Yep, you’ve got the bad writing thing down to a science. Or, at any rate, I sure do (ZING! Wait, I just zinged myself. DAMNATION!). But you’re having ideas. They’re horrific ideas that might in fact qualify as crimes against humanity, and you hope to God none of your friends somehow find a copy of these drafts that you didn’t burn, but they’re still ideas. Terrible ideas lead to bad ideas, which lead to mediocre ideas, and then you start getting a tiny sprinkling of good ideas, like diamonds in the mud of Verdun. The heat of the artillery barrages formed them? Nope, that’s dumb (and highly improbable). Oh. Wait. Verdun. A short story of a young French man who takes a walk in 1939, and finds himself staring at the old fields and thinking that at least it’ll never happen again, now that could be a story worth telling. Or it’ll make everyone really depressed. Don’t worry about it making the French hate you, though, I’m not convinced there’s anything they actually like.
Side note, if you’re French and I just offended you, please refer to all the posts I’ve made where I verbally disembowel myself and then try to make balloon animals with my guts for the benefit of this fickle online audience. If all I did was offend your taste, well, at least I made an impression.
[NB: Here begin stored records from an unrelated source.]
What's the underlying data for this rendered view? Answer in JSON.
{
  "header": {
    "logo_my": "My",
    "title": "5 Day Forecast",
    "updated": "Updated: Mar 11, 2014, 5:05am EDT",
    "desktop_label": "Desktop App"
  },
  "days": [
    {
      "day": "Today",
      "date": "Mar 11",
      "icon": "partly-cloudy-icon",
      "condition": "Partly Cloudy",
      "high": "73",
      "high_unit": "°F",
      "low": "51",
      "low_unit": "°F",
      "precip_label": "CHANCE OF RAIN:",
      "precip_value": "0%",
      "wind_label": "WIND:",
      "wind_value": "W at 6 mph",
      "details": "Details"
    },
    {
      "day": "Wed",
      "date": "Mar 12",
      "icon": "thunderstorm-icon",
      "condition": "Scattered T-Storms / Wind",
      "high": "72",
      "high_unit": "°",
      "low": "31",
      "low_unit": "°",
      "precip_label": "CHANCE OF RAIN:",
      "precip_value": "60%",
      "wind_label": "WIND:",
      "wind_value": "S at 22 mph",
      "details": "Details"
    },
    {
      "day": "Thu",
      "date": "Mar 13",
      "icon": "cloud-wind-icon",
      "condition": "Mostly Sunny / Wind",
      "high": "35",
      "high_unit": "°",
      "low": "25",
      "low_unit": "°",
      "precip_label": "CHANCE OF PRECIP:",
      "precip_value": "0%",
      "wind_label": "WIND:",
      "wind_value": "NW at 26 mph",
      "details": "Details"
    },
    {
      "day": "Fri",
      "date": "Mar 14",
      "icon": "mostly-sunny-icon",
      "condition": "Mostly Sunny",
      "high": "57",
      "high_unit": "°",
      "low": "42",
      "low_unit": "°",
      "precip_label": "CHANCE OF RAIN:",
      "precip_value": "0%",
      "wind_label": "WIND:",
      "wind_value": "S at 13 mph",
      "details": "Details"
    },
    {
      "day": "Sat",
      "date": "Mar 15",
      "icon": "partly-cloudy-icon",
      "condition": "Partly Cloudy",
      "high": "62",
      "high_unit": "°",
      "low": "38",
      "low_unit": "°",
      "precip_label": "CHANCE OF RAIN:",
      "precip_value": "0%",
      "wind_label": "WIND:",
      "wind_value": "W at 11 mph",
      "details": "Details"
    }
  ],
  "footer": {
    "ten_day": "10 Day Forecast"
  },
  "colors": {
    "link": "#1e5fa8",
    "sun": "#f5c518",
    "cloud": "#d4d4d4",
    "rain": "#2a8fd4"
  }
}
There are plenty of other things you can do, of course, all you not-French people out there (obviously the French are so cultured that they never get Writer’s Block), but I’ll leave it up to you if you want to scribe an authoritarian list of instructions and thought exercises for yourself. Writing may be a discipline, but bushido this ain’t; there’s not ‘right’ way to do it, but there are right ones for you. Personally, I recommend that you just write something else for a little while and try to occasionally think about the piece you’re stuck on. The human mind is big enough to keep track of two different stories, and besides, it sounds way more impressive if you say you’re working on multiple pieces at once. No one needs to know that you only typed a quarter-page for each of them yesterday. But I know. I know, and I am disappointed in you. I expected better of you, Me. Ha, you all thought I was accusing you! It turns out, I’m actually accusing myself!
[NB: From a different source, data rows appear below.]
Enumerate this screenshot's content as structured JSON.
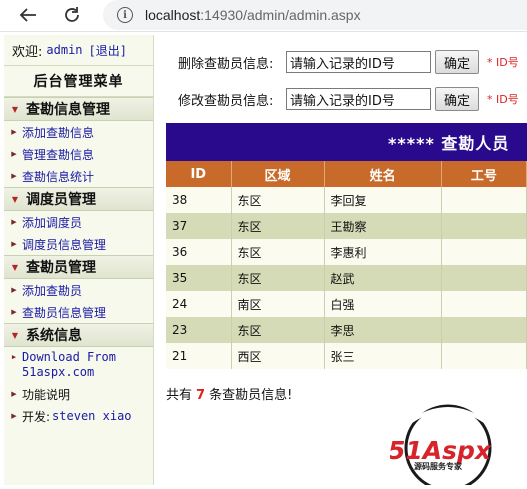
{
  "browser": {
    "url_host": "localhost",
    "url_path": ":14930/admin/admin.aspx"
  },
  "sidebar": {
    "welcome_label": "欢迎:",
    "username": "admin",
    "logout": "[退出]",
    "menu_title": "后台管理菜单",
    "groups": [
      {
        "title": "查勘信息管理",
        "items": [
          "添加查勘信息",
          "管理查勘信息",
          "查勘信息统计"
        ]
      },
      {
        "title": "调度员管理",
        "items": [
          "添加调度员",
          "调度员信息管理"
        ]
      },
      {
        "title": "查勘员管理",
        "items": [
          "添加查勘员",
          "查勘员信息管理"
        ]
      },
      {
        "title": "系统信息",
        "items": []
      }
    ],
    "sys_download": "Download From 51aspx.com",
    "sys_help": "功能说明",
    "sys_dev_label": "开发:",
    "sys_dev_name": "steven xiao"
  },
  "forms": {
    "delete": {
      "label": "删除查勘员信息:",
      "value": "请输入记录的ID号",
      "button": "确定",
      "hint": "* ID号"
    },
    "modify": {
      "label": "修改查勘员信息:",
      "value": "请输入记录的ID号",
      "button": "确定",
      "hint": "* ID号"
    }
  },
  "banner": "***** 查勘人员",
  "table": {
    "headers": [
      "ID",
      "区域",
      "姓名",
      "工号"
    ],
    "rows": [
      [
        "38",
        "东区",
        "李回复",
        ""
      ],
      [
        "37",
        "东区",
        "王勘察",
        ""
      ],
      [
        "36",
        "东区",
        "李惠利",
        ""
      ],
      [
        "35",
        "东区",
        "赵武",
        ""
      ],
      [
        "24",
        "南区",
        "白强",
        ""
      ],
      [
        "23",
        "东区",
        "李思",
        ""
      ],
      [
        "21",
        "西区",
        "张三",
        ""
      ]
    ]
  },
  "summary": {
    "prefix": "共有",
    "count": "7",
    "suffix": "条查勘员信息!"
  },
  "logo": {
    "brand": "51Aspx",
    "tagline": "源码服务专家"
  },
  "colors": {
    "banner_bg": "#2a0a8c",
    "header_bg": "#c86b2a",
    "row_alt": "#d5dbb6",
    "link": "#1a1aa6",
    "hint_red": "#dd2222"
  },
  "icons": [
    "back-arrow-icon",
    "reload-icon",
    "info-icon",
    "caret-down-icon",
    "bullet-triangle-icon"
  ]
}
Does it still qualify as a preemptive defense against criticism if my defense is mocking myself for being a terrible writer? Anybody?